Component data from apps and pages
▬▬▬▬▬▬

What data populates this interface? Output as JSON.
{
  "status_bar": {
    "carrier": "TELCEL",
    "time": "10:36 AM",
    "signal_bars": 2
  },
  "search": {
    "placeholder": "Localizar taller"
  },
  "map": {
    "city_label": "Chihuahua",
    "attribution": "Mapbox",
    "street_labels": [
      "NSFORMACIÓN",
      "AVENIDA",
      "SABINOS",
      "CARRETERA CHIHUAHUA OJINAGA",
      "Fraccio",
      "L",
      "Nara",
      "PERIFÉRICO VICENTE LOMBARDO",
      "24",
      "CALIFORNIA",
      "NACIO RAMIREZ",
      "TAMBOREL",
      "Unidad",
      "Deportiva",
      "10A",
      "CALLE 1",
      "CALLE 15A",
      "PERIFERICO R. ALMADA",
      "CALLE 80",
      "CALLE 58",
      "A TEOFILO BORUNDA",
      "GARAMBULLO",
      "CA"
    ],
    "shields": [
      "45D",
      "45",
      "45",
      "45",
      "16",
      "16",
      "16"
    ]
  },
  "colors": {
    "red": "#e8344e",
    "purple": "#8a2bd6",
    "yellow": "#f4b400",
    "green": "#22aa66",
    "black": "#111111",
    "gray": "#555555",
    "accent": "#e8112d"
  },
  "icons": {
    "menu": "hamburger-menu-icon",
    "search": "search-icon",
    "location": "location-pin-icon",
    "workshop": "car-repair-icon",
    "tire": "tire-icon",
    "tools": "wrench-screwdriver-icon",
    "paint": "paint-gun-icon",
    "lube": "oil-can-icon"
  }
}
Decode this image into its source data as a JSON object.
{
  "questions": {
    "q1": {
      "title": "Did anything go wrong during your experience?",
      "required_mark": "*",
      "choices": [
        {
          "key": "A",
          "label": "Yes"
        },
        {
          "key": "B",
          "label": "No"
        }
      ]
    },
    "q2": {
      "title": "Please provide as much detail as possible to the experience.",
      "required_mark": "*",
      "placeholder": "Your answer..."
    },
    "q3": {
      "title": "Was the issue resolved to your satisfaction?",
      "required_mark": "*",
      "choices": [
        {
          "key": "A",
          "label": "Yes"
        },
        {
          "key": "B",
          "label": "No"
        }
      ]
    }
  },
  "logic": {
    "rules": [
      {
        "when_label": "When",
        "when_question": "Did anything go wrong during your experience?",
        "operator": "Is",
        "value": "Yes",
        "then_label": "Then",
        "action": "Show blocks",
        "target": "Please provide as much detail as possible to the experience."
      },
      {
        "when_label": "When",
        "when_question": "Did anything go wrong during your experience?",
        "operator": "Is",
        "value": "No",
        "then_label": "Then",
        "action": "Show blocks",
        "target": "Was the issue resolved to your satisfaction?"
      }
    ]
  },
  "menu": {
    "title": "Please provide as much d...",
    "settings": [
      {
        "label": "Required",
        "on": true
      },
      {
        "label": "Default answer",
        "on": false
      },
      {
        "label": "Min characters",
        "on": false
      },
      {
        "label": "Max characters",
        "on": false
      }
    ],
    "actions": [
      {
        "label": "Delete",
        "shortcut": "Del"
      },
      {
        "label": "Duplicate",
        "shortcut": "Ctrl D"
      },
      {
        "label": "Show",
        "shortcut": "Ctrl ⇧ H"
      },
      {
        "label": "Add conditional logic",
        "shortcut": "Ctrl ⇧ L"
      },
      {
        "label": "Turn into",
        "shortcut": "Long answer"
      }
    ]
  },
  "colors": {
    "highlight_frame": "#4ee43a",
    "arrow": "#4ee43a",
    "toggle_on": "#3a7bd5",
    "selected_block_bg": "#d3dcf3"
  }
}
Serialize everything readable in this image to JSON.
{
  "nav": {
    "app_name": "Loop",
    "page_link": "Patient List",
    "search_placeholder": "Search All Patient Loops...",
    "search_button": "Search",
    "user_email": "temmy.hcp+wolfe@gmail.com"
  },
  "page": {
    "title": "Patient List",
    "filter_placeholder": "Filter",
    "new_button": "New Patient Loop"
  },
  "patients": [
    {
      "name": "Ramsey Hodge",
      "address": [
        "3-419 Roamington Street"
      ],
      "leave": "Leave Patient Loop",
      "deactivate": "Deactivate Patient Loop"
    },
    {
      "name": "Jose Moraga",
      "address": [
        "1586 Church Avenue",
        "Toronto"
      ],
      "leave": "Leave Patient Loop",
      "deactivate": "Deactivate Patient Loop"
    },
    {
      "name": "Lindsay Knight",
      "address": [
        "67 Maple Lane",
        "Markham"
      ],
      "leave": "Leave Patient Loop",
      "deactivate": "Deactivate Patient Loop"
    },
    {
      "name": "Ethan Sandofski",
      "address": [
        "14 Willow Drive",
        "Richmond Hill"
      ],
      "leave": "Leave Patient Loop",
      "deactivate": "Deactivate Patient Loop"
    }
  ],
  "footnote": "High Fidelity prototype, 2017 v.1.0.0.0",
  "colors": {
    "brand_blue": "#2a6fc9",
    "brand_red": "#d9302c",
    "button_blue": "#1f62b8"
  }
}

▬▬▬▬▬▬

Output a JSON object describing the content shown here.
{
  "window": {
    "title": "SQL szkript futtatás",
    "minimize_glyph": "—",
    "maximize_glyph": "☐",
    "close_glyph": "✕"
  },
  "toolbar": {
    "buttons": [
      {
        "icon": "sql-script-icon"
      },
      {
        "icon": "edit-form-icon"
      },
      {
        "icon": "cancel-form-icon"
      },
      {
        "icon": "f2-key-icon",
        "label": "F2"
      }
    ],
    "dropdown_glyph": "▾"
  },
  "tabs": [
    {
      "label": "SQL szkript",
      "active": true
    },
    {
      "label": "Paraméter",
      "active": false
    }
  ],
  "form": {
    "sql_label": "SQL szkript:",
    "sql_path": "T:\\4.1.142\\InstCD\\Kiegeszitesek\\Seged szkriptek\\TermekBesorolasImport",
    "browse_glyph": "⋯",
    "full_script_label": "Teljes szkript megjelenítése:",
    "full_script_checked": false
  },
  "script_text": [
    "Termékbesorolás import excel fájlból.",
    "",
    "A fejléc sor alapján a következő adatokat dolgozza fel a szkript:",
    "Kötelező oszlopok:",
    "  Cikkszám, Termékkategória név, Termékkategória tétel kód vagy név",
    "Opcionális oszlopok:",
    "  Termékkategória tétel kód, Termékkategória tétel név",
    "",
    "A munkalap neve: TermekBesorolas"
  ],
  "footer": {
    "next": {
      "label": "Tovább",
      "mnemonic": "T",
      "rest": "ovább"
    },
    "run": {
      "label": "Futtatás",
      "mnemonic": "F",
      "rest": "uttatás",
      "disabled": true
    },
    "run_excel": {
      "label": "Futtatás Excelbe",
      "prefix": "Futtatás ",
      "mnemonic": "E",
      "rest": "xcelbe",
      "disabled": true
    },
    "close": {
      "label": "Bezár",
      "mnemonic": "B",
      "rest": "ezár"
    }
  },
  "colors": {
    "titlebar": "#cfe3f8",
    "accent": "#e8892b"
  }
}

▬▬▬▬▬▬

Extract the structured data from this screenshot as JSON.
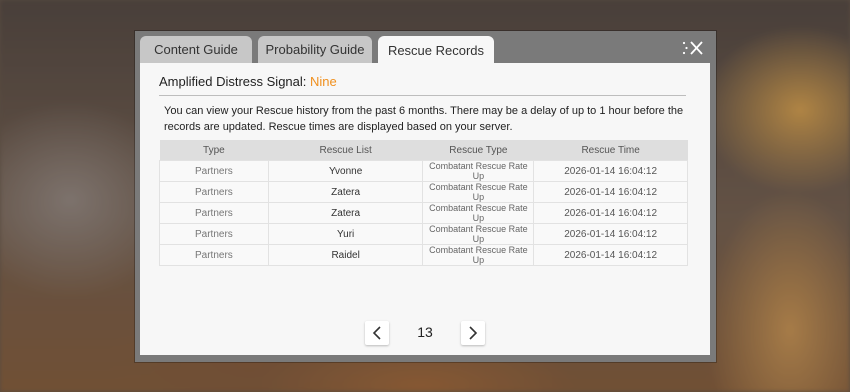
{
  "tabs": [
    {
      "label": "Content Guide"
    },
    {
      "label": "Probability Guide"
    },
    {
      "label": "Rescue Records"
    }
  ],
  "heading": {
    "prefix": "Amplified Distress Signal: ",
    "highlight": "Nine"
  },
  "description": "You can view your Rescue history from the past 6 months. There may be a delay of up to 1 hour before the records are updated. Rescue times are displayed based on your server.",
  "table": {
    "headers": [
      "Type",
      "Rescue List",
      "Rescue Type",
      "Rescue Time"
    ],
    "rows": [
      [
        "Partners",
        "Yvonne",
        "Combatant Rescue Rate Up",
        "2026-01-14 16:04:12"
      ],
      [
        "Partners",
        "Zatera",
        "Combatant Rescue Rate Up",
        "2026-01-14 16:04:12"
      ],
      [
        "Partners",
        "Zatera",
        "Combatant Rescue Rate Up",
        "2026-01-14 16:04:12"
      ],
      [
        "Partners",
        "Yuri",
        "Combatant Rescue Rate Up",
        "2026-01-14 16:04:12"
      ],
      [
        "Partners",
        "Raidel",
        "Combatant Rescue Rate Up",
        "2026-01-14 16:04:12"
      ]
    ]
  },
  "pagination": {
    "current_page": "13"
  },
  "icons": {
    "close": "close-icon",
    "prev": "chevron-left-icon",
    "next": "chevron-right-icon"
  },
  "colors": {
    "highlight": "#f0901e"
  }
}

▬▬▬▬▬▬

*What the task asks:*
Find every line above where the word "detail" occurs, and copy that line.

*Solution for this exercise:*
      "title": "Please provide as much detail as possible to the experience.",
        "target": "Please provide as much detail as possible to the experience."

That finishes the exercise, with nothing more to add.